◆ **What you will do**: What is the number of lines below that contain the string "Packets"? Give it and nothing else.
*** Begin section ***
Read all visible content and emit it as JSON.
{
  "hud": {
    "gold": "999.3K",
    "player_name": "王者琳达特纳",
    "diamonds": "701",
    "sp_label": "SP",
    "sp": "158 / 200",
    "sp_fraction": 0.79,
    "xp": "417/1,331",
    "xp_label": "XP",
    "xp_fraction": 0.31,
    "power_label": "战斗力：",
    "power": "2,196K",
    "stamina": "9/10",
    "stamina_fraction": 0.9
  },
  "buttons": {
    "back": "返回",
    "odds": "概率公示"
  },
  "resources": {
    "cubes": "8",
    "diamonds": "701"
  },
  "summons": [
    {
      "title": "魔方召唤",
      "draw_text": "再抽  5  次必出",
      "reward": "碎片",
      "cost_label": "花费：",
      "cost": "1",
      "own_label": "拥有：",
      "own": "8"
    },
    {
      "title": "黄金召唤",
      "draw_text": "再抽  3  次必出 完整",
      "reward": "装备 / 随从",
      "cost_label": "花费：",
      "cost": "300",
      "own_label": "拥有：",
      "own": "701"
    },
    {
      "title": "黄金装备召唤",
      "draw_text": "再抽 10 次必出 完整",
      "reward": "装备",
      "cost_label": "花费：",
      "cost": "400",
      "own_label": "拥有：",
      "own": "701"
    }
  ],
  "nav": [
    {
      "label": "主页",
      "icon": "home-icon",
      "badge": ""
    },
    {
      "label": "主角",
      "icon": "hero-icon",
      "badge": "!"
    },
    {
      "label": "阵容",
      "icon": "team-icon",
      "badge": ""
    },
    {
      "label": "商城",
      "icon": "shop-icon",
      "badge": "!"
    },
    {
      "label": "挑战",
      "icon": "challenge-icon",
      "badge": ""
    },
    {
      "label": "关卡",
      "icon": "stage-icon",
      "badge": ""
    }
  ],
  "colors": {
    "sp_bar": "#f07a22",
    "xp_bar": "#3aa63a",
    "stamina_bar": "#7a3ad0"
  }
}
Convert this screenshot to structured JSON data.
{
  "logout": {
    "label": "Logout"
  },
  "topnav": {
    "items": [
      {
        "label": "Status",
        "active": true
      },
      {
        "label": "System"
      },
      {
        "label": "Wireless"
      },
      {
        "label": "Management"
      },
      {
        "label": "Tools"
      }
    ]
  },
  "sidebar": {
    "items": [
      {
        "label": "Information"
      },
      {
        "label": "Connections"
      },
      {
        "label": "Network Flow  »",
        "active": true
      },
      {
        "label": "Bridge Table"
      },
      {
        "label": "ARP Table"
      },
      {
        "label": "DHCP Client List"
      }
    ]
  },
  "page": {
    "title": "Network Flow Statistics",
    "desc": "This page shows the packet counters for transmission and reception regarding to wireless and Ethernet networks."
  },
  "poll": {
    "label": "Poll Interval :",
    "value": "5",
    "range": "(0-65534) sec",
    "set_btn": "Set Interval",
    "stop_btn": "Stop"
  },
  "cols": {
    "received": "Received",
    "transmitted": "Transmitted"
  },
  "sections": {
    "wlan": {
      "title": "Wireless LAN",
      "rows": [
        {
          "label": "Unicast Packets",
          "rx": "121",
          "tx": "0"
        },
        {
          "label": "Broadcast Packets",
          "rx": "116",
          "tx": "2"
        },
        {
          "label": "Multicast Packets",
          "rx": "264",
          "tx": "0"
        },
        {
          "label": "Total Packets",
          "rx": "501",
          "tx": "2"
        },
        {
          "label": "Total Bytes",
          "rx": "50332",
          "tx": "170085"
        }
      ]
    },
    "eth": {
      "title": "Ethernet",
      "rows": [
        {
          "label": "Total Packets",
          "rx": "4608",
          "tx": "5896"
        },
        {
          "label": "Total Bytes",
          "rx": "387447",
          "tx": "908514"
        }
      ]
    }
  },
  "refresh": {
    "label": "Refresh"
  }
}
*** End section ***
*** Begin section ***
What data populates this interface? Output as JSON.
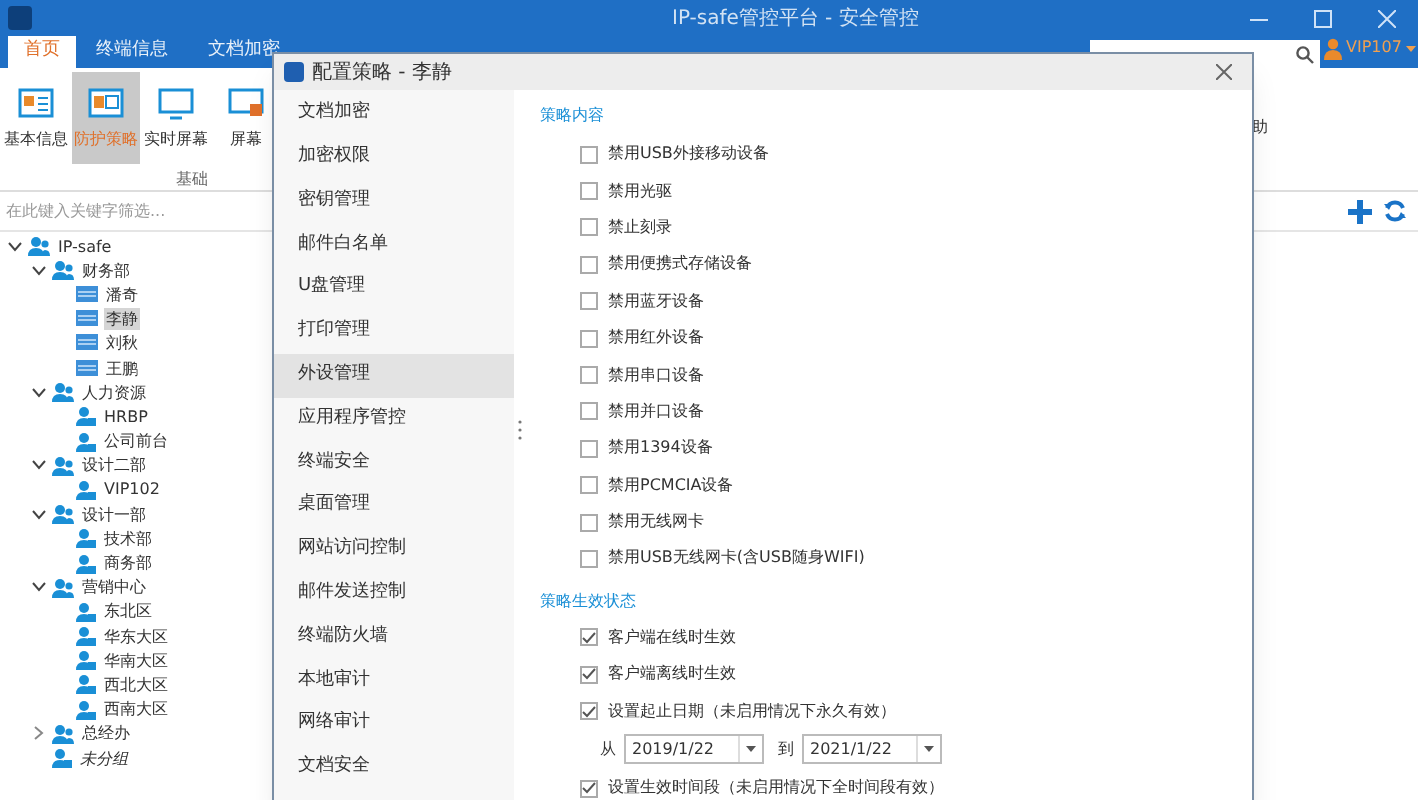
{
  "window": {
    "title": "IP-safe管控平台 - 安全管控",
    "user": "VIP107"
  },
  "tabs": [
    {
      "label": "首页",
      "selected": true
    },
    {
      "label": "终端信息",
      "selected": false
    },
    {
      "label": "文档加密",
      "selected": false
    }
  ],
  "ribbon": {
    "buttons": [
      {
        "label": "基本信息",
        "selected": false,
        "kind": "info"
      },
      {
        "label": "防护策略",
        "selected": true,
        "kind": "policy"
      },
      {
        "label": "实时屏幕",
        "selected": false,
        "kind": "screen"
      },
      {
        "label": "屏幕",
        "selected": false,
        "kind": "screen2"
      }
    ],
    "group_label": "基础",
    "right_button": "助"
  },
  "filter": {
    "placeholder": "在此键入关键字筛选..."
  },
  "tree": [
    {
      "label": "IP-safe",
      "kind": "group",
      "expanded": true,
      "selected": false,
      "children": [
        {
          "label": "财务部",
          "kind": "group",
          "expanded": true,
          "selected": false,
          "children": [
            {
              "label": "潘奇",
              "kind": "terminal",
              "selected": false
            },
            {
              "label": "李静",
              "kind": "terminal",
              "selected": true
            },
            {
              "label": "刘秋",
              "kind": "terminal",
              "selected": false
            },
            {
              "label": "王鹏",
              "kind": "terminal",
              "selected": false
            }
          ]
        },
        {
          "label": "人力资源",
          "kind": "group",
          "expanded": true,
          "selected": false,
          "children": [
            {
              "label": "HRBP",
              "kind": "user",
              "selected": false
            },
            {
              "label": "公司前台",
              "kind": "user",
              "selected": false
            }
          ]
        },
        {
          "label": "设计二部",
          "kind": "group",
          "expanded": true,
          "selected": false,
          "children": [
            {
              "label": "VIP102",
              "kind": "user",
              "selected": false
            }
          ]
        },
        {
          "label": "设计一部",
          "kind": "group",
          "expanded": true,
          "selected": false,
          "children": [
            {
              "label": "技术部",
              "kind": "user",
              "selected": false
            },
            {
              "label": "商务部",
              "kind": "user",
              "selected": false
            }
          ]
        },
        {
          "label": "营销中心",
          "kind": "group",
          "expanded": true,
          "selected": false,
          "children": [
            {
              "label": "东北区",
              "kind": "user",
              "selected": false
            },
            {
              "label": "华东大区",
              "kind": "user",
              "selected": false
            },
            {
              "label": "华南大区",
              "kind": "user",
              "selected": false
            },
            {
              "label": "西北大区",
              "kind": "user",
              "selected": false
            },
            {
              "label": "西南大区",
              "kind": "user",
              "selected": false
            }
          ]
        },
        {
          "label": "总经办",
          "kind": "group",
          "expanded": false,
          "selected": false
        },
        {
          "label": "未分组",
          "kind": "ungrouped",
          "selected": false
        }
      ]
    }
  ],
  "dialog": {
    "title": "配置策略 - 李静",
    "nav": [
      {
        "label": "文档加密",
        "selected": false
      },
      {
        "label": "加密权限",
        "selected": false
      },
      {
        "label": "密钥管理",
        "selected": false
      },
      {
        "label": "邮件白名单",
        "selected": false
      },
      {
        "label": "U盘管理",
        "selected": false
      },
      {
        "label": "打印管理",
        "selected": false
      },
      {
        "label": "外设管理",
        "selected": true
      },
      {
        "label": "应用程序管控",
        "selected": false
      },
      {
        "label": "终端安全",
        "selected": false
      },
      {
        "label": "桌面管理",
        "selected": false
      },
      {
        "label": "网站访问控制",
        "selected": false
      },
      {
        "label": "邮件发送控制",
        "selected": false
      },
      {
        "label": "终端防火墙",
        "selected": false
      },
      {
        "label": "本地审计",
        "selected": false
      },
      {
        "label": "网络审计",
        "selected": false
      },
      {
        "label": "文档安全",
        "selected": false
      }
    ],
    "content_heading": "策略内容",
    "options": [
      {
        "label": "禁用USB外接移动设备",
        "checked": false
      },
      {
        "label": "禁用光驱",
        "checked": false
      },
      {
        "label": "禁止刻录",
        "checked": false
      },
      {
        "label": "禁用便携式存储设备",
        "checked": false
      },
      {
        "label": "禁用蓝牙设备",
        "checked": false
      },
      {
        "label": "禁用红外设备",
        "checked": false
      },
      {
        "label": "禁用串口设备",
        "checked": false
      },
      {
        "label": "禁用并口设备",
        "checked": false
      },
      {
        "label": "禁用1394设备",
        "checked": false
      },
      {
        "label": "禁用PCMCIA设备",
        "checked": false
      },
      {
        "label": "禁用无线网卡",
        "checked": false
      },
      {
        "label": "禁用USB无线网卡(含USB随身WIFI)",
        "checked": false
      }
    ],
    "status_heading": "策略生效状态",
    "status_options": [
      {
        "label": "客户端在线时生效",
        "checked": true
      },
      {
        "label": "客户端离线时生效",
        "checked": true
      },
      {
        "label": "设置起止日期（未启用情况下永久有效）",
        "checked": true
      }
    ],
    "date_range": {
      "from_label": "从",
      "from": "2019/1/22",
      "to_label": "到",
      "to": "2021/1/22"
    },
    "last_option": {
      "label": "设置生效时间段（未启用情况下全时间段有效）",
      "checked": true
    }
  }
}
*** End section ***
◆ **Exercise response**: 5